A Marine who complained to his parents that he was going hungry in Korea has notified them that food packages they mailed in answer to his plea have not been received. “The packages haven’t been coming through,” he wrote. “I don’t know why.” Mr. and Mrs. Mike Keenan of Route 5, said today that their son, Mike S., hasn’t received a package since the middle of December, though they ha e sent four since then that should have been received by now. The Marine, serving with a machine-gun crew in a weapons company, wrote to his parents on Oct 27 while in an army rest area: “For every 100 men, the Eight Army give us rations for 60. It’s a good thing the PX is only a half-mile down the road.” Keenan wrote on Dec. 14: “ I get two meals a day. That’s not so bad after you get used to it.” It was in a letter dated Jan. 21 that he reported the packages hadn’t been coming through. He said he wasn’t the only one who hadn’t been getting packages sent from home, then added: “But don’t worry; the only thing is, the child’s getting a little thin.” Mr. and Mrs. Keenan said the packages they have been sending to their son every two or three weeks contain between $10-$15 worth of groceries, although sometimes the value is as much as $20. Young Keenan, 20, was graduated from Oroville Union High School in June, 1950, went into the Marines Jan. 23, 1951, and went to Korea Aug. 15. His mother said he was sent to the front within 10 days after arriving in Korea, about the first of September, and was on the front lines 33 days without a hot meal. Later he took part in the fighting around the “Punch Bowl” his parents said.

February 7, 1952
Military Brass Warned They Can Expect To Explain Tax Spending
Washington (U.P.) Rep F. Edward Hebert (D.La.) said today the generals and admirals might as well face it – from now on they will have a lot of explaining to do about the way they pass out the taxpayer’s money. Hebert is chairman of a House Armed Services subcommittee which has issued several blistering reports on waste and extravagance in military buying. He promised more such disclosures just as fast as he can dig up the facts.
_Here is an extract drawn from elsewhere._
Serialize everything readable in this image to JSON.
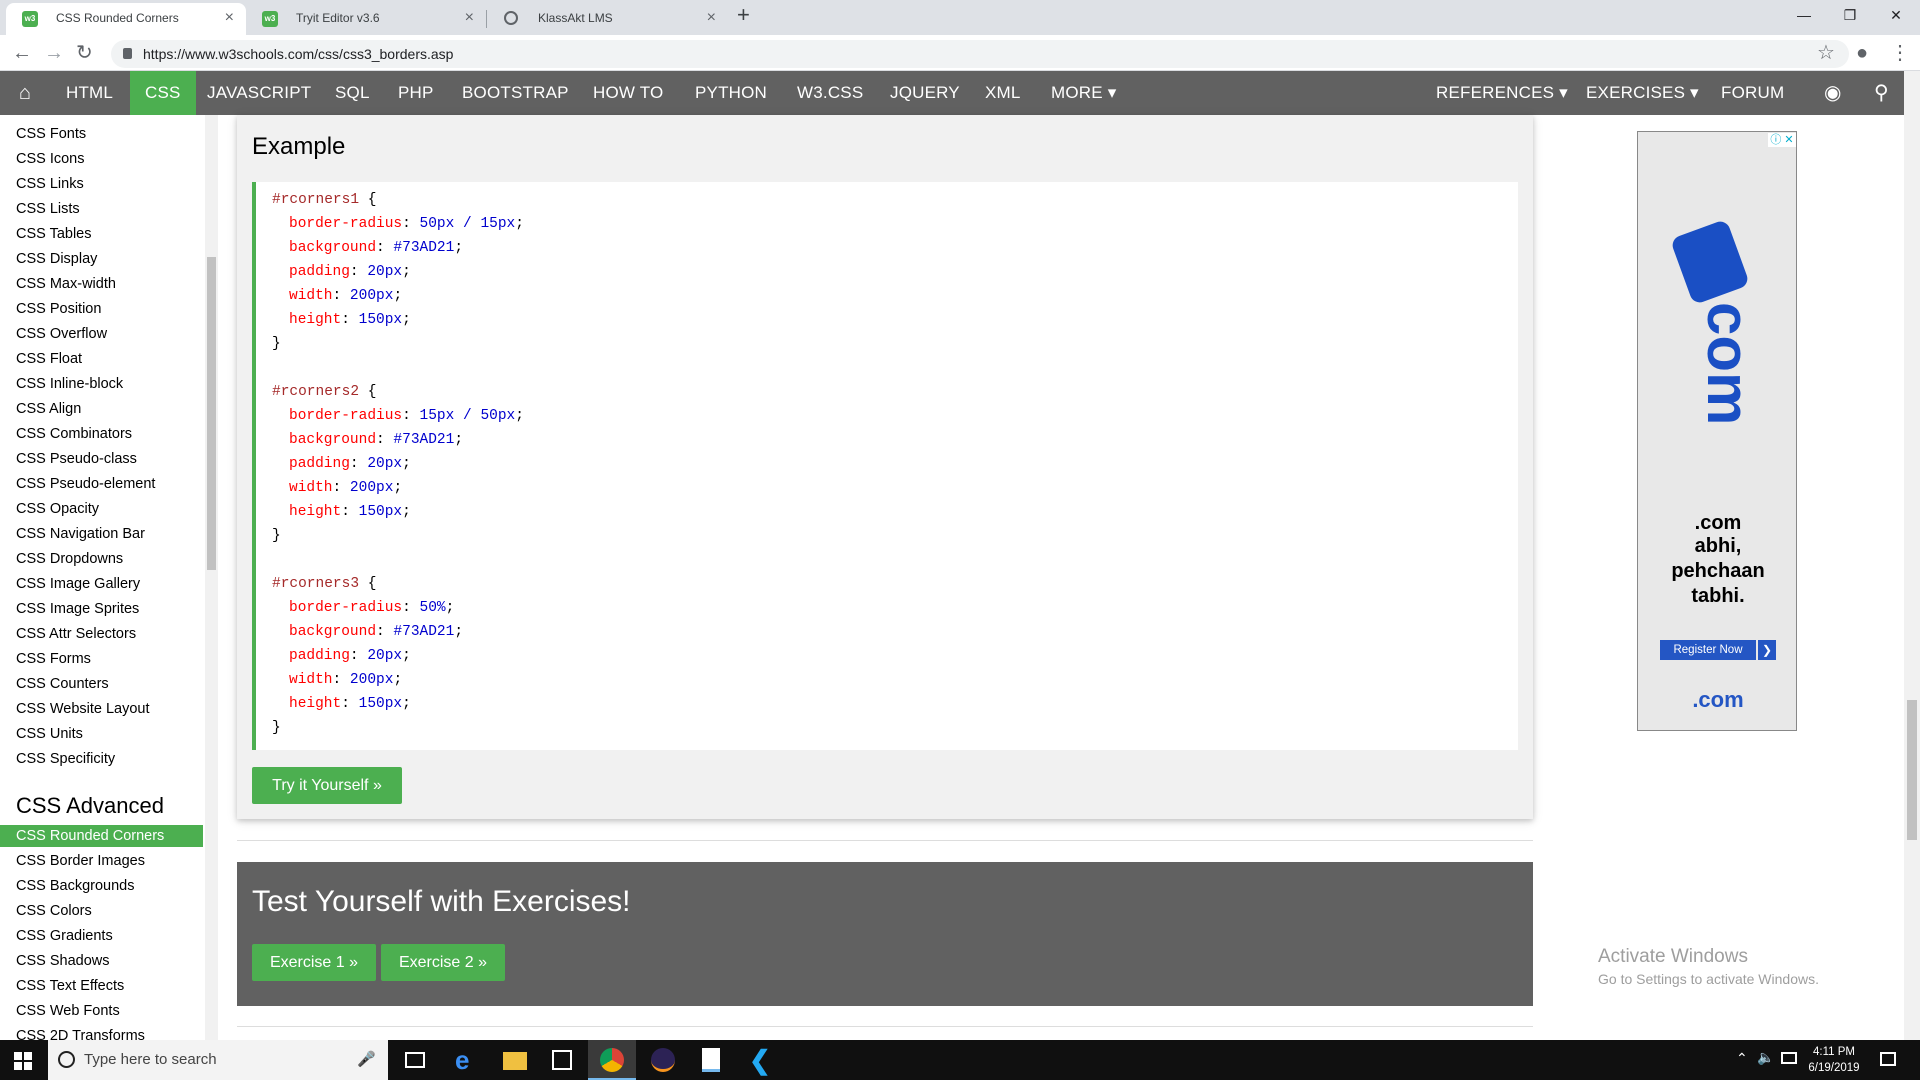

The Louisianan was an obvious though un-named target of complaints aired yesterday before a Senate appropriations subcommittee by Air Force Secretary Thomas K. Finletter, assistant Army Secretary Karl R. Bendetsen, and Vice Adm. Charles W. Fox, Navy materiel chief. They said Congress has been too quick to publicize charges of waste in the armed forces. They said these charges have been overplayed, misleading the public and hurting morale in the service. Herbert shot back that it’s the facts, not their disclosure and correction, that hurt morale. He said Congress’ only mistake was in not getting at the facts a lot sooner.

Stu’s Notes: Seems we always go to War unprepared, old ammo, obsolete equipment, why doesn’t the right stuff get to our soldiers at the time it is needed. Like mosquito nets in the middle of Korea’s cold winter. Seems that the money was there it just didn’t get spent on the right stuff. Stuff needed for the front line troops they deserve the BEST. The most recent example being Iraq. When our troops went over there in 2004 they did not have the “Best”.